[Description of the task] From the listing below, tally the lines that include "heading". Return only the total.
========
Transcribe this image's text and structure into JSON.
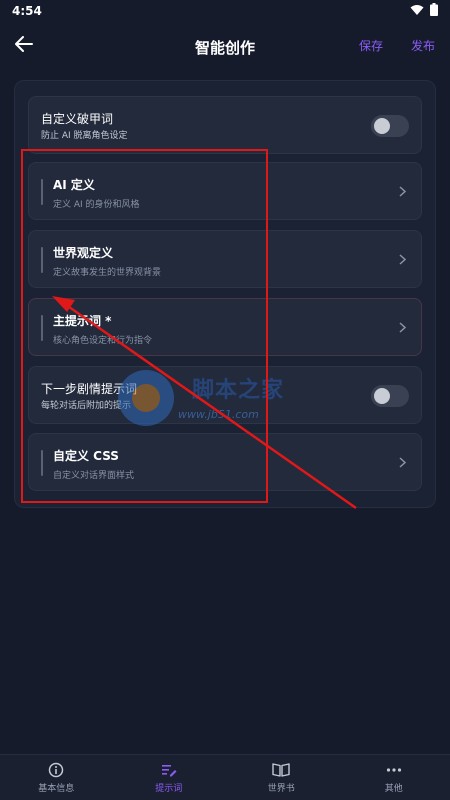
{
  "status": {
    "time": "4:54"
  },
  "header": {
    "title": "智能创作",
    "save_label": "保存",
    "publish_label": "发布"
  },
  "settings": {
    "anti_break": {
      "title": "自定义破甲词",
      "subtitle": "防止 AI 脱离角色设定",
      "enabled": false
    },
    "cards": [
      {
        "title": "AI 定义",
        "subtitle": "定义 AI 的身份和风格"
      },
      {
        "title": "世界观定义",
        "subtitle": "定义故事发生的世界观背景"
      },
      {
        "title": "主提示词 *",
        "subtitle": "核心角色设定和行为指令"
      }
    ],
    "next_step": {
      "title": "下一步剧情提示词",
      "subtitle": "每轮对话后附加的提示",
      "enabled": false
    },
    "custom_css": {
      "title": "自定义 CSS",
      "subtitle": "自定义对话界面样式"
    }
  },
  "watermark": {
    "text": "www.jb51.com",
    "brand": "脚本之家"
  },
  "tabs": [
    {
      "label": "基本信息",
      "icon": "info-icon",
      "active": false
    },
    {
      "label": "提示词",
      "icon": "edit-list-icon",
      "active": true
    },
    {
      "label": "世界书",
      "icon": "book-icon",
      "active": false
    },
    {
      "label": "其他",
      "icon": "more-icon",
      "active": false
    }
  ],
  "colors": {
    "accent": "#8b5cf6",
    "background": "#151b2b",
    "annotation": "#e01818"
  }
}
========
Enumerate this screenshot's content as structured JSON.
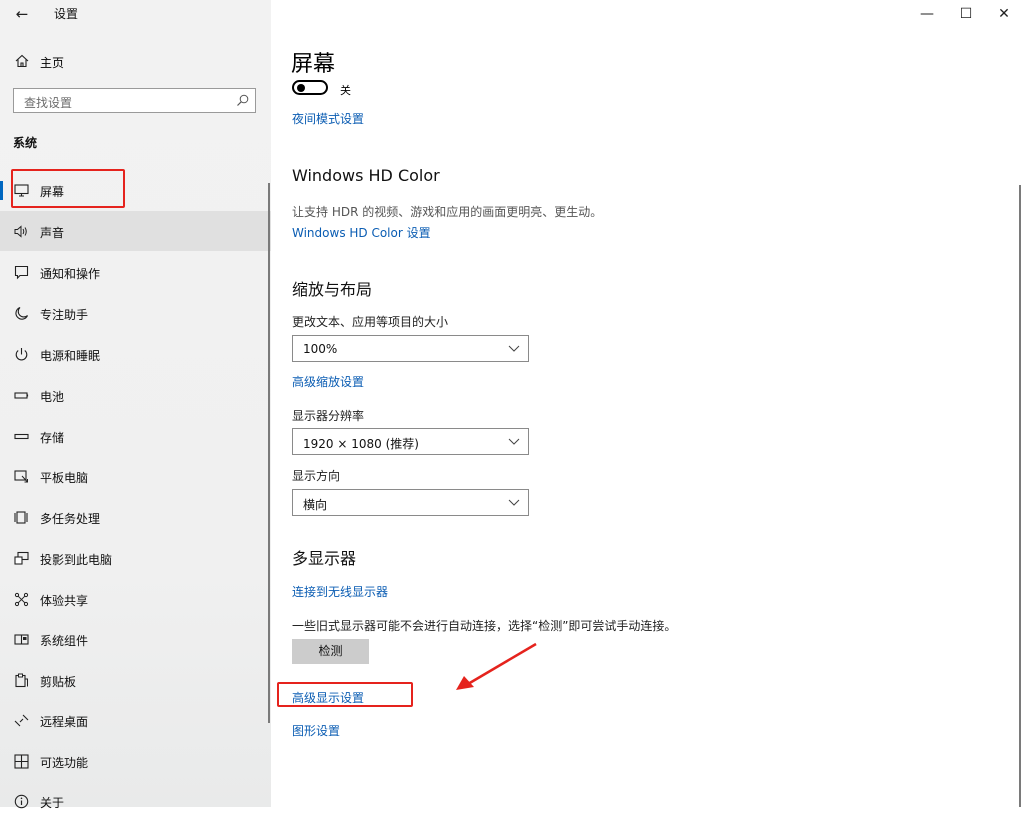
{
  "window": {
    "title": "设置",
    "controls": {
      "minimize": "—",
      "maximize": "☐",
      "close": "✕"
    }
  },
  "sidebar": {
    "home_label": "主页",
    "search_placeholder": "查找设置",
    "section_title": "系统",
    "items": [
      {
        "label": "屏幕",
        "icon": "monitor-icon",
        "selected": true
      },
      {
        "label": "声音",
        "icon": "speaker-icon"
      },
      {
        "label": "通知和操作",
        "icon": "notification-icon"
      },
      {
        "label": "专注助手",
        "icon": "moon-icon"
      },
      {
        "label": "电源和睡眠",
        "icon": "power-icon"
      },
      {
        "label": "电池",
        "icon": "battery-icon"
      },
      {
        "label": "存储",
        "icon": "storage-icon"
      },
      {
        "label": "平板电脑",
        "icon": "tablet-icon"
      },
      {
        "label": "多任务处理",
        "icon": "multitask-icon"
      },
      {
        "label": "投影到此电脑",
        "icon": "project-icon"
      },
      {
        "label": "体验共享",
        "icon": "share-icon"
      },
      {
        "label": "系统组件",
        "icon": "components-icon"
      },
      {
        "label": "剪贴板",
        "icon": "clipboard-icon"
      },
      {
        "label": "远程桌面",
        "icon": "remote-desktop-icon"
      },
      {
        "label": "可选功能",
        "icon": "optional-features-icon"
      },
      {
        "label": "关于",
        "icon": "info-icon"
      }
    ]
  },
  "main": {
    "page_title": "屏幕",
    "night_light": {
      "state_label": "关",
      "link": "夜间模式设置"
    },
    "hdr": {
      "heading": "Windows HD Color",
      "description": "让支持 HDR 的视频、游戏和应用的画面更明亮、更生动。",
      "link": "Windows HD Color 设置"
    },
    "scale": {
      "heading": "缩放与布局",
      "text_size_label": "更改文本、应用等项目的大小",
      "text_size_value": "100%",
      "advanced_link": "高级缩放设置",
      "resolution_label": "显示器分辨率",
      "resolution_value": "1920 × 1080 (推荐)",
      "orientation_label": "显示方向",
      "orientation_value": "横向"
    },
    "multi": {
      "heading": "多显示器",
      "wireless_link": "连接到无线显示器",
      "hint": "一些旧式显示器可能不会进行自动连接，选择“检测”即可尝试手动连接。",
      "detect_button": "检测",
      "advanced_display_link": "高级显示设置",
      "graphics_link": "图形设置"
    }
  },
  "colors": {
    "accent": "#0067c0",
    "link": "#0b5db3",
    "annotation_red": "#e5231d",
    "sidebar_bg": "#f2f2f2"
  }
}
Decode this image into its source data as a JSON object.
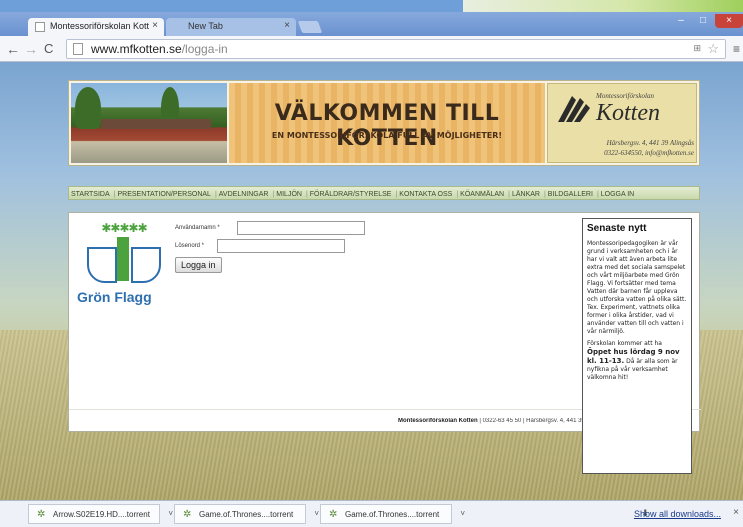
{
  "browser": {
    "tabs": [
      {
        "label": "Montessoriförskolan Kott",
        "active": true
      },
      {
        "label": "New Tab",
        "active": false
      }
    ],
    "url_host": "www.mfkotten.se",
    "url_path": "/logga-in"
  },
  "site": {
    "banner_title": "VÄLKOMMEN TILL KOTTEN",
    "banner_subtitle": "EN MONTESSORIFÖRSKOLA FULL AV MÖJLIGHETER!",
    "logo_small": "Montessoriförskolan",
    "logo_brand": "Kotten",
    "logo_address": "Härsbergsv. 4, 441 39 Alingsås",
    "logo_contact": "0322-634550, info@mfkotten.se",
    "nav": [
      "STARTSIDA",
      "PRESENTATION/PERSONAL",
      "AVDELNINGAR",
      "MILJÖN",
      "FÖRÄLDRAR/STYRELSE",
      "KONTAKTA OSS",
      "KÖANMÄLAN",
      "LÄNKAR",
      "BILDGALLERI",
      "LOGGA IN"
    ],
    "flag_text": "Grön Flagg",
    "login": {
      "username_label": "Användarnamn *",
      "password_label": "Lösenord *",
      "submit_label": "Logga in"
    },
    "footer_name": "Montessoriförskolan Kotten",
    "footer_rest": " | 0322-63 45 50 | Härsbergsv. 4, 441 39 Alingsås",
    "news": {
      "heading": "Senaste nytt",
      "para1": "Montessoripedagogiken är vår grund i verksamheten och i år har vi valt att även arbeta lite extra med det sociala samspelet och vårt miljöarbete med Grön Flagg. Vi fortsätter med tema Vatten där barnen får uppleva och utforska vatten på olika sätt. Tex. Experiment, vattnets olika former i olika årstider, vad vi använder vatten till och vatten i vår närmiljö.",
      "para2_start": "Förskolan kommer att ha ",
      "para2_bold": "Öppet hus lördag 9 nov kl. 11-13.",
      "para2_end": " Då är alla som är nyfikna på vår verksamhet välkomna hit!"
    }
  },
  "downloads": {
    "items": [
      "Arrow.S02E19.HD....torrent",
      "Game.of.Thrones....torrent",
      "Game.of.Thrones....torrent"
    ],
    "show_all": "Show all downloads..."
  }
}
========
[Response to the exercise] 4